Ged Kearney: If you take a minute to register as an organ and tissue donor, this DonateLife week could save lives

I remember that one of the first organ transplant patients I saw as a nurse about 25 years ago was a man with liver disease who was awaiting liver donation.

I remember the exhilaration we all felt when a match was found for him and we rushed over to tell him and get him ready for the theatre. He looked at me weakly and said, “I’ve always been so lucky.”

I have never forgotten this man.

When he was admitted to the hospital, he arrived incredibly ill. He left the hospital changed – a full life lay ahead of him.

Organ donation is a wonderfully unique part of the healthcare system to work in. It is marked by the heartbreak and loss felt by one family and the hope and relief given to another.

At the start of the 11th DonateLife week in Australia on Sunday, I met two cheeky, smiling little children who had themselves had liver transplants. Everyone lives a full and active life.

Their families told me they are grateful for two acts of generosity every day. That her child’s organ donor had signed up for organ donation and that the donor’s family had said yes – and agreed to the organ donation on one of the hardest days of their lives.

Even after someone has registered as an organ donor, just saying “yes” can save up to seven lives through transplants and many more through eye and tissue donation.

Last year, 421 Australians became organ donors – their generosity and that of their families enabled 1,174 seriously ill people to receive organ transplants. That equates to about 56 percent of families asked to agree to a donation and who said yes.

This shows that we still have room to help even more people. But how do we do that?

The answer is simple – by registering as an organ and tissue donor and, more importantly, letting your family know that you wish to become a donor.
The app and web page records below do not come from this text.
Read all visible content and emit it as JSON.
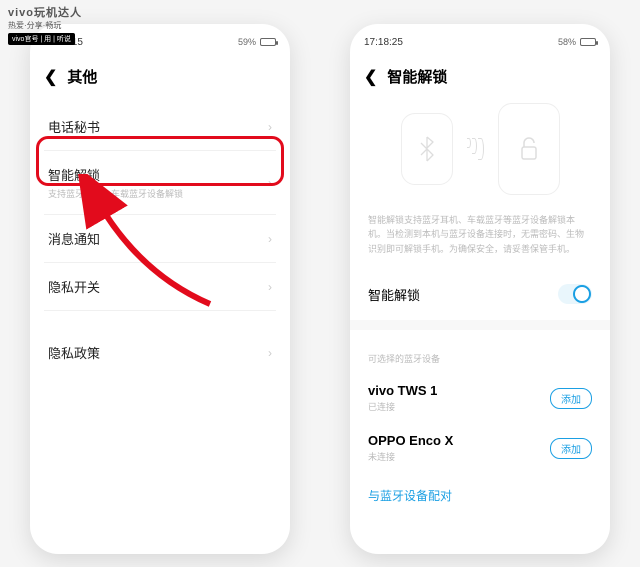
{
  "watermark": {
    "brand": "vivo玩机达人",
    "sub": "热爱·分享·畅玩",
    "badge": "vivo官号 | 用 | 听说"
  },
  "left": {
    "status": {
      "time": "17:17:15",
      "signal": "●●●● 📶 📊 59%",
      "battery_pct": 59
    },
    "title": "其他",
    "items": [
      {
        "label": "电话秘书",
        "sub": ""
      },
      {
        "label": "智能解锁",
        "sub": "支持蓝牙耳机、车载蓝牙设备解锁"
      },
      {
        "label": "消息通知",
        "sub": ""
      },
      {
        "label": "隐私开关",
        "sub": ""
      },
      {
        "label": "隐私政策",
        "sub": ""
      }
    ]
  },
  "right": {
    "status": {
      "time": "17:18:25",
      "signal": "🔵 ●●● 📶 📊 58%",
      "battery_pct": 58
    },
    "title": "智能解锁",
    "description": "智能解锁支持蓝牙耳机、车载蓝牙等蓝牙设备解锁本机。当检测到本机与蓝牙设备连接时，无需密码、生物识别即可解锁手机。为确保安全，请妥善保管手机。",
    "toggle_label": "智能解锁",
    "toggle_on": true,
    "devices_header": "可选择的蓝牙设备",
    "devices": [
      {
        "name": "vivo TWS 1",
        "state": "已连接",
        "action": "添加"
      },
      {
        "name": "OPPO Enco X",
        "state": "未连接",
        "action": "添加"
      }
    ],
    "pair_link": "与蓝牙设备配对"
  }
}
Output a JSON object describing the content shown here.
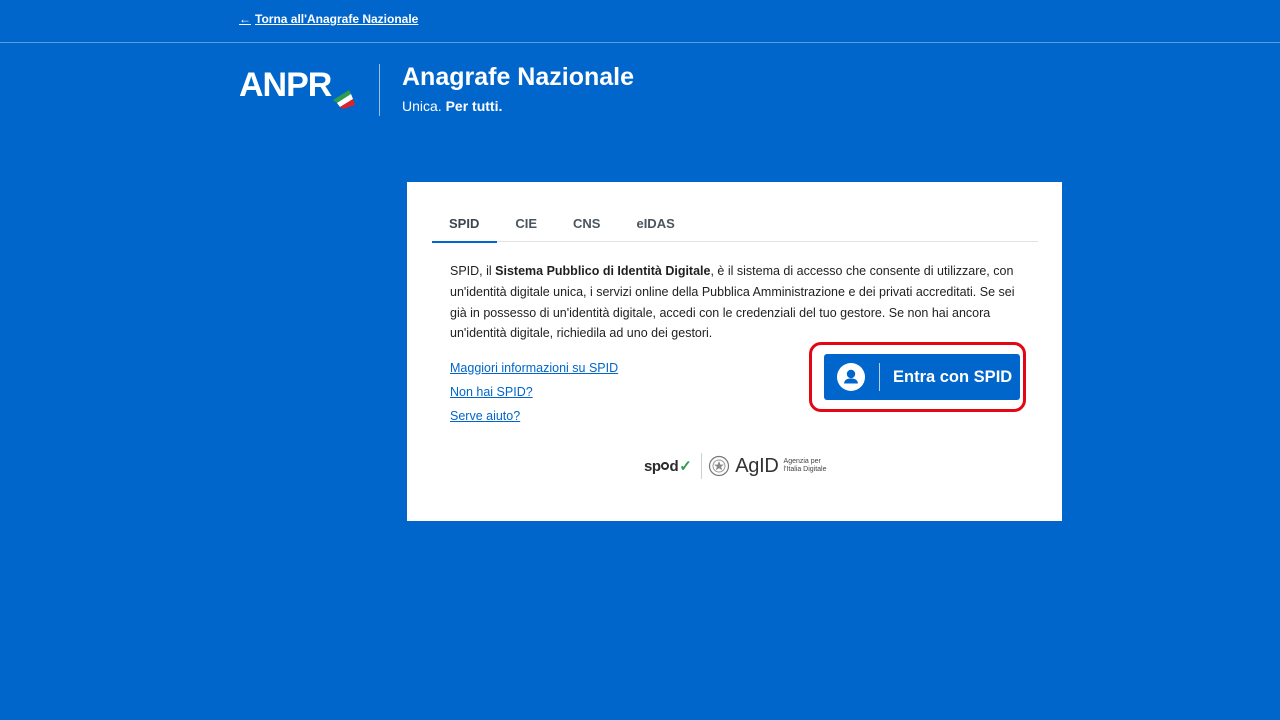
{
  "header": {
    "back_link": "Torna all'Anagrafe Nazionale",
    "logo_text": "ANPR",
    "title": "Anagrafe Nazionale",
    "tagline_part1": "Unica.",
    "tagline_part2": "Per tutti."
  },
  "tabs": [
    {
      "label": "SPID",
      "active": true
    },
    {
      "label": "CIE",
      "active": false
    },
    {
      "label": "CNS",
      "active": false
    },
    {
      "label": "eIDAS",
      "active": false
    }
  ],
  "description": {
    "part1": "SPID, il ",
    "bold": "Sistema Pubblico di Identità Digitale",
    "part2": ", è il sistema di accesso che consente di utilizzare, con un'identità digitale unica, i servizi online della Pubblica Amministrazione e dei privati accreditati. Se sei già in possesso di un'identità digitale, accedi con le credenziali del tuo gestore. Se non hai ancora un'identità digitale, richiedila ad uno dei gestori."
  },
  "links": [
    "Maggiori informazioni su SPID",
    "Non hai SPID?",
    "Serve aiuto?"
  ],
  "spid_button": {
    "label": "Entra con SPID"
  },
  "footer_logos": {
    "spid": "sp",
    "spid_rest": "d",
    "agid": "AgID",
    "agid_sub": "Agenzia per l'Italia Digitale"
  },
  "colors": {
    "background": "#0066cc",
    "card": "#ffffff",
    "highlight": "#e30613",
    "link": "#0066cc"
  },
  "icons": {
    "back": "arrow-left-icon",
    "user": "user-circle-icon",
    "flag": "italian-flag-swoosh"
  }
}
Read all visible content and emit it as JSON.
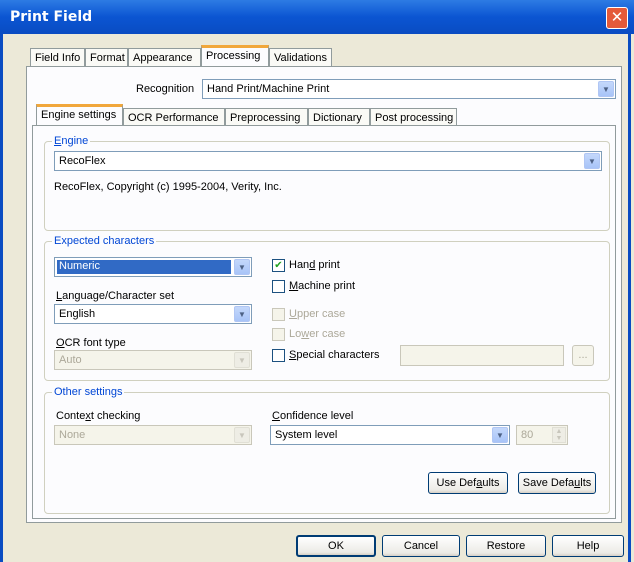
{
  "window": {
    "title": "Print Field"
  },
  "top_tabs": [
    "Field Info",
    "Format",
    "Appearance",
    "Processing",
    "Validations"
  ],
  "recognition": {
    "label": "Recognition",
    "value": "Hand Print/Machine Print"
  },
  "sub_tabs": [
    "Engine settings",
    "OCR Performance",
    "Preprocessing",
    "Dictionary",
    "Post processing"
  ],
  "engine": {
    "legend_prefix": "E",
    "legend_rest": "ngine",
    "value": "RecoFlex",
    "copyright": "RecoFlex, Copyright (c) 1995-2004, Verity, Inc."
  },
  "expected": {
    "legend": "Expected characters",
    "type_value": "Numeric",
    "language_label_a": "L",
    "language_label_b": "anguage/Character set",
    "language_value": "English",
    "ocr_label_a": "O",
    "ocr_label_b": "CR font type",
    "ocr_value": "Auto",
    "hand_a": "Han",
    "hand_u": "d",
    "hand_b": " print",
    "machine_a": "",
    "machine_u": "M",
    "machine_b": "achine print",
    "upper_a": "",
    "upper_u": "U",
    "upper_b": "pper case",
    "lower_a": "Lo",
    "lower_u": "w",
    "lower_b": "er case",
    "special_a": "",
    "special_u": "S",
    "special_b": "pecial characters",
    "browse_label": "...",
    "hand_checked": true,
    "machine_checked": false
  },
  "other": {
    "legend": "Other settings",
    "context_a": "Conte",
    "context_u": "x",
    "context_b": "t checking",
    "context_value": "None",
    "confidence_a": "",
    "confidence_u": "C",
    "confidence_b": "onfidence level",
    "confidence_value": "System level",
    "confidence_number": "80",
    "use_defaults_a": "Use Def",
    "use_defaults_u": "a",
    "use_defaults_b": "ults",
    "save_defaults_a": "Save Defa",
    "save_defaults_u": "u",
    "save_defaults_b": "lts"
  },
  "buttons": {
    "ok": "OK",
    "cancel": "Cancel",
    "restore": "Restore",
    "help": "Help"
  },
  "icons": {
    "close": "close-icon",
    "dropdown": "chevron-down-icon",
    "check": "checkmark-icon"
  },
  "colors": {
    "title_bar": "#0b55d2",
    "active_tab_accent": "#f1a73b",
    "selection": "#316ac5",
    "group_legend": "#0046d5"
  }
}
We know that when someone is a registered organ and tissue donor and their family knows this, almost every time they say yes to the donation.
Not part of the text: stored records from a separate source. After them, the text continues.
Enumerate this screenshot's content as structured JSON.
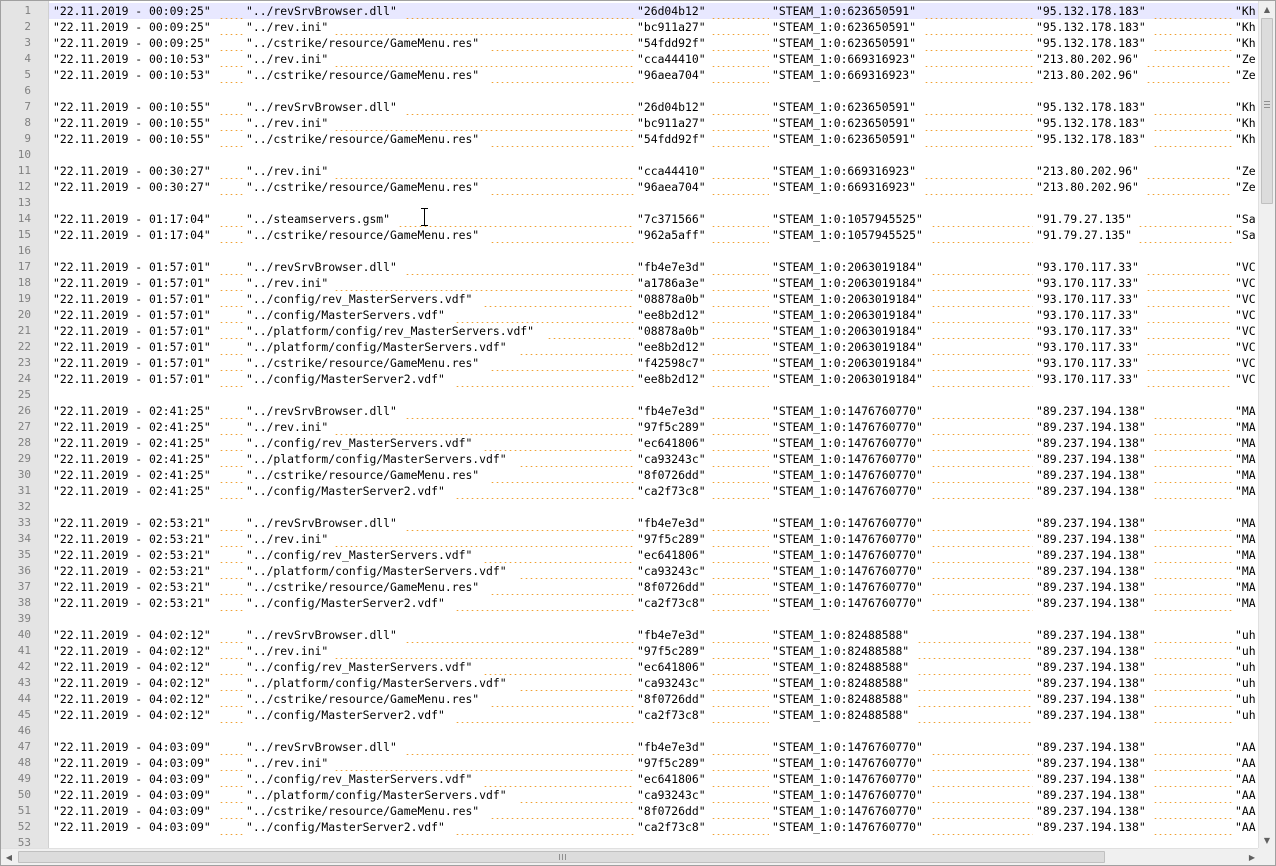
{
  "editor": {
    "line_numbers": [
      "1",
      "2",
      "3",
      "4",
      "5",
      "6",
      "7",
      "8",
      "9",
      "10",
      "11",
      "12",
      "13",
      "14",
      "15",
      "16",
      "17",
      "18",
      "19",
      "20",
      "21",
      "22",
      "23",
      "24",
      "25",
      "26",
      "27",
      "28",
      "29",
      "30",
      "31",
      "32",
      "33",
      "34",
      "35",
      "36",
      "37",
      "38",
      "39",
      "40",
      "41",
      "42",
      "43",
      "44",
      "45",
      "46",
      "47",
      "48",
      "49",
      "50",
      "51",
      "52",
      "53"
    ],
    "lines": [
      [
        "\"22.11.2019 - 00:09:25\"",
        "\"../revSrvBrowser.dll\"",
        "\"26d04b12\"",
        "\"STEAM_1:0:623650591\"",
        "\"95.132.178.183\"",
        "\"Kh"
      ],
      [
        "\"22.11.2019 - 00:09:25\"",
        "\"../rev.ini\"",
        "\"bc911a27\"",
        "\"STEAM_1:0:623650591\"",
        "\"95.132.178.183\"",
        "\"Kh"
      ],
      [
        "\"22.11.2019 - 00:09:25\"",
        "\"../cstrike/resource/GameMenu.res\"",
        "\"54fdd92f\"",
        "\"STEAM_1:0:623650591\"",
        "\"95.132.178.183\"",
        "\"Kh"
      ],
      [
        "\"22.11.2019 - 00:10:53\"",
        "\"../rev.ini\"",
        "\"cca44410\"",
        "\"STEAM_1:0:669316923\"",
        "\"213.80.202.96\"",
        "\"Ze"
      ],
      [
        "\"22.11.2019 - 00:10:53\"",
        "\"../cstrike/resource/GameMenu.res\"",
        "\"96aea704\"",
        "\"STEAM_1:0:669316923\"",
        "\"213.80.202.96\"",
        "\"Ze"
      ],
      [],
      [
        "\"22.11.2019 - 00:10:55\"",
        "\"../revSrvBrowser.dll\"",
        "\"26d04b12\"",
        "\"STEAM_1:0:623650591\"",
        "\"95.132.178.183\"",
        "\"Kh"
      ],
      [
        "\"22.11.2019 - 00:10:55\"",
        "\"../rev.ini\"",
        "\"bc911a27\"",
        "\"STEAM_1:0:623650591\"",
        "\"95.132.178.183\"",
        "\"Kh"
      ],
      [
        "\"22.11.2019 - 00:10:55\"",
        "\"../cstrike/resource/GameMenu.res\"",
        "\"54fdd92f\"",
        "\"STEAM_1:0:623650591\"",
        "\"95.132.178.183\"",
        "\"Kh"
      ],
      [],
      [
        "\"22.11.2019 - 00:30:27\"",
        "\"../rev.ini\"",
        "\"cca44410\"",
        "\"STEAM_1:0:669316923\"",
        "\"213.80.202.96\"",
        "\"Ze"
      ],
      [
        "\"22.11.2019 - 00:30:27\"",
        "\"../cstrike/resource/GameMenu.res\"",
        "\"96aea704\"",
        "\"STEAM_1:0:669316923\"",
        "\"213.80.202.96\"",
        "\"Ze"
      ],
      [],
      [
        "\"22.11.2019 - 01:17:04\"",
        "\"../steamservers.gsm\"",
        "\"7c371566\"",
        "\"STEAM_1:0:1057945525\"",
        "\"91.79.27.135\"",
        "\"Sa"
      ],
      [
        "\"22.11.2019 - 01:17:04\"",
        "\"../cstrike/resource/GameMenu.res\"",
        "\"962a5aff\"",
        "\"STEAM_1:0:1057945525\"",
        "\"91.79.27.135\"",
        "\"Sa"
      ],
      [],
      [
        "\"22.11.2019 - 01:57:01\"",
        "\"../revSrvBrowser.dll\"",
        "\"fb4e7e3d\"",
        "\"STEAM_1:0:2063019184\"",
        "\"93.170.117.33\"",
        "\"VC"
      ],
      [
        "\"22.11.2019 - 01:57:01\"",
        "\"../rev.ini\"",
        "\"a1786a3e\"",
        "\"STEAM_1:0:2063019184\"",
        "\"93.170.117.33\"",
        "\"VC"
      ],
      [
        "\"22.11.2019 - 01:57:01\"",
        "\"../config/rev_MasterServers.vdf\"",
        "\"08878a0b\"",
        "\"STEAM_1:0:2063019184\"",
        "\"93.170.117.33\"",
        "\"VC"
      ],
      [
        "\"22.11.2019 - 01:57:01\"",
        "\"../config/MasterServers.vdf\"",
        "\"ee8b2d12\"",
        "\"STEAM_1:0:2063019184\"",
        "\"93.170.117.33\"",
        "\"VC"
      ],
      [
        "\"22.11.2019 - 01:57:01\"",
        "\"../platform/config/rev_MasterServers.vdf\"",
        "\"08878a0b\"",
        "\"STEAM_1:0:2063019184\"",
        "\"93.170.117.33\"",
        "\"VC"
      ],
      [
        "\"22.11.2019 - 01:57:01\"",
        "\"../platform/config/MasterServers.vdf\"",
        "\"ee8b2d12\"",
        "\"STEAM_1:0:2063019184\"",
        "\"93.170.117.33\"",
        "\"VC"
      ],
      [
        "\"22.11.2019 - 01:57:01\"",
        "\"../cstrike/resource/GameMenu.res\"",
        "\"f42598c7\"",
        "\"STEAM_1:0:2063019184\"",
        "\"93.170.117.33\"",
        "\"VC"
      ],
      [
        "\"22.11.2019 - 01:57:01\"",
        "\"../config/MasterServer2.vdf\"",
        "\"ee8b2d12\"",
        "\"STEAM_1:0:2063019184\"",
        "\"93.170.117.33\"",
        "\"VC"
      ],
      [],
      [
        "\"22.11.2019 - 02:41:25\"",
        "\"../revSrvBrowser.dll\"",
        "\"fb4e7e3d\"",
        "\"STEAM_1:0:1476760770\"",
        "\"89.237.194.138\"",
        "\"MA"
      ],
      [
        "\"22.11.2019 - 02:41:25\"",
        "\"../rev.ini\"",
        "\"97f5c289\"",
        "\"STEAM_1:0:1476760770\"",
        "\"89.237.194.138\"",
        "\"MA"
      ],
      [
        "\"22.11.2019 - 02:41:25\"",
        "\"../config/rev_MasterServers.vdf\"",
        "\"ec641806\"",
        "\"STEAM_1:0:1476760770\"",
        "\"89.237.194.138\"",
        "\"MA"
      ],
      [
        "\"22.11.2019 - 02:41:25\"",
        "\"../platform/config/MasterServers.vdf\"",
        "\"ca93243c\"",
        "\"STEAM_1:0:1476760770\"",
        "\"89.237.194.138\"",
        "\"MA"
      ],
      [
        "\"22.11.2019 - 02:41:25\"",
        "\"../cstrike/resource/GameMenu.res\"",
        "\"8f0726dd\"",
        "\"STEAM_1:0:1476760770\"",
        "\"89.237.194.138\"",
        "\"MA"
      ],
      [
        "\"22.11.2019 - 02:41:25\"",
        "\"../config/MasterServer2.vdf\"",
        "\"ca2f73c8\"",
        "\"STEAM_1:0:1476760770\"",
        "\"89.237.194.138\"",
        "\"MA"
      ],
      [],
      [
        "\"22.11.2019 - 02:53:21\"",
        "\"../revSrvBrowser.dll\"",
        "\"fb4e7e3d\"",
        "\"STEAM_1:0:1476760770\"",
        "\"89.237.194.138\"",
        "\"MA"
      ],
      [
        "\"22.11.2019 - 02:53:21\"",
        "\"../rev.ini\"",
        "\"97f5c289\"",
        "\"STEAM_1:0:1476760770\"",
        "\"89.237.194.138\"",
        "\"MA"
      ],
      [
        "\"22.11.2019 - 02:53:21\"",
        "\"../config/rev_MasterServers.vdf\"",
        "\"ec641806\"",
        "\"STEAM_1:0:1476760770\"",
        "\"89.237.194.138\"",
        "\"MA"
      ],
      [
        "\"22.11.2019 - 02:53:21\"",
        "\"../platform/config/MasterServers.vdf\"",
        "\"ca93243c\"",
        "\"STEAM_1:0:1476760770\"",
        "\"89.237.194.138\"",
        "\"MA"
      ],
      [
        "\"22.11.2019 - 02:53:21\"",
        "\"../cstrike/resource/GameMenu.res\"",
        "\"8f0726dd\"",
        "\"STEAM_1:0:1476760770\"",
        "\"89.237.194.138\"",
        "\"MA"
      ],
      [
        "\"22.11.2019 - 02:53:21\"",
        "\"../config/MasterServer2.vdf\"",
        "\"ca2f73c8\"",
        "\"STEAM_1:0:1476760770\"",
        "\"89.237.194.138\"",
        "\"MA"
      ],
      [],
      [
        "\"22.11.2019 - 04:02:12\"",
        "\"../revSrvBrowser.dll\"",
        "\"fb4e7e3d\"",
        "\"STEAM_1:0:82488588\"",
        "\"89.237.194.138\"",
        "\"uh"
      ],
      [
        "\"22.11.2019 - 04:02:12\"",
        "\"../rev.ini\"",
        "\"97f5c289\"",
        "\"STEAM_1:0:82488588\"",
        "\"89.237.194.138\"",
        "\"uh"
      ],
      [
        "\"22.11.2019 - 04:02:12\"",
        "\"../config/rev_MasterServers.vdf\"",
        "\"ec641806\"",
        "\"STEAM_1:0:82488588\"",
        "\"89.237.194.138\"",
        "\"uh"
      ],
      [
        "\"22.11.2019 - 04:02:12\"",
        "\"../platform/config/MasterServers.vdf\"",
        "\"ca93243c\"",
        "\"STEAM_1:0:82488588\"",
        "\"89.237.194.138\"",
        "\"uh"
      ],
      [
        "\"22.11.2019 - 04:02:12\"",
        "\"../cstrike/resource/GameMenu.res\"",
        "\"8f0726dd\"",
        "\"STEAM_1:0:82488588\"",
        "\"89.237.194.138\"",
        "\"uh"
      ],
      [
        "\"22.11.2019 - 04:02:12\"",
        "\"../config/MasterServer2.vdf\"",
        "\"ca2f73c8\"",
        "\"STEAM_1:0:82488588\"",
        "\"89.237.194.138\"",
        "\"uh"
      ],
      [],
      [
        "\"22.11.2019 - 04:03:09\"",
        "\"../revSrvBrowser.dll\"",
        "\"fb4e7e3d\"",
        "\"STEAM_1:0:1476760770\"",
        "\"89.237.194.138\"",
        "\"AA"
      ],
      [
        "\"22.11.2019 - 04:03:09\"",
        "\"../rev.ini\"",
        "\"97f5c289\"",
        "\"STEAM_1:0:1476760770\"",
        "\"89.237.194.138\"",
        "\"AA"
      ],
      [
        "\"22.11.2019 - 04:03:09\"",
        "\"../config/rev_MasterServers.vdf\"",
        "\"ec641806\"",
        "\"STEAM_1:0:1476760770\"",
        "\"89.237.194.138\"",
        "\"AA"
      ],
      [
        "\"22.11.2019 - 04:03:09\"",
        "\"../platform/config/MasterServers.vdf\"",
        "\"ca93243c\"",
        "\"STEAM_1:0:1476760770\"",
        "\"89.237.194.138\"",
        "\"AA"
      ],
      [
        "\"22.11.2019 - 04:03:09\"",
        "\"../cstrike/resource/GameMenu.res\"",
        "\"8f0726dd\"",
        "\"STEAM_1:0:1476760770\"",
        "\"89.237.194.138\"",
        "\"AA"
      ],
      [
        "\"22.11.2019 - 04:03:09\"",
        "\"../config/MasterServer2.vdf\"",
        "\"ca2f73c8\"",
        "\"STEAM_1:0:1476760770\"",
        "\"89.237.194.138\"",
        "\"AA"
      ],
      []
    ]
  },
  "scrollbars": {
    "vertical_up_glyph": "▲",
    "vertical_down_glyph": "▼",
    "horizontal_left_glyph": "◀",
    "horizontal_right_glyph": "▶"
  },
  "theme": {
    "gutter_bg": "#e4e4e4",
    "current_line_bg": "#e8e8ff",
    "whitespace_dot_color": "#f0a030",
    "line_number_color": "#808080"
  }
}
Where someone is not registered and their family does not know what they want, this number is halved.

Although 80 per cent of Australians support donation, only 36 per cent of Australians aged 16 and over are currently registered organ and tissue donors. This means that around 13 million people can still register and give hope to the 1,750 seriously ill people on the waiting list.

Last year was a record year for registrations with around 350,000 people joining Australia’s organ donation registry.

Registering as an organ and tissue donor has never been faster or easier.

It takes just a minute to register online at donatelife.gov.au, or just three taps in your Express Plus Medicare app.

If there is one thing you can do this DonateLife week, please consider registering as an organ and tissue donor and talk to your family about it.

Ged Kearney is Deputy Secretary of State for Health and Elderly Care. DonateLife Week runs from July 24th to 31st. Visit donatelife.gov.au to register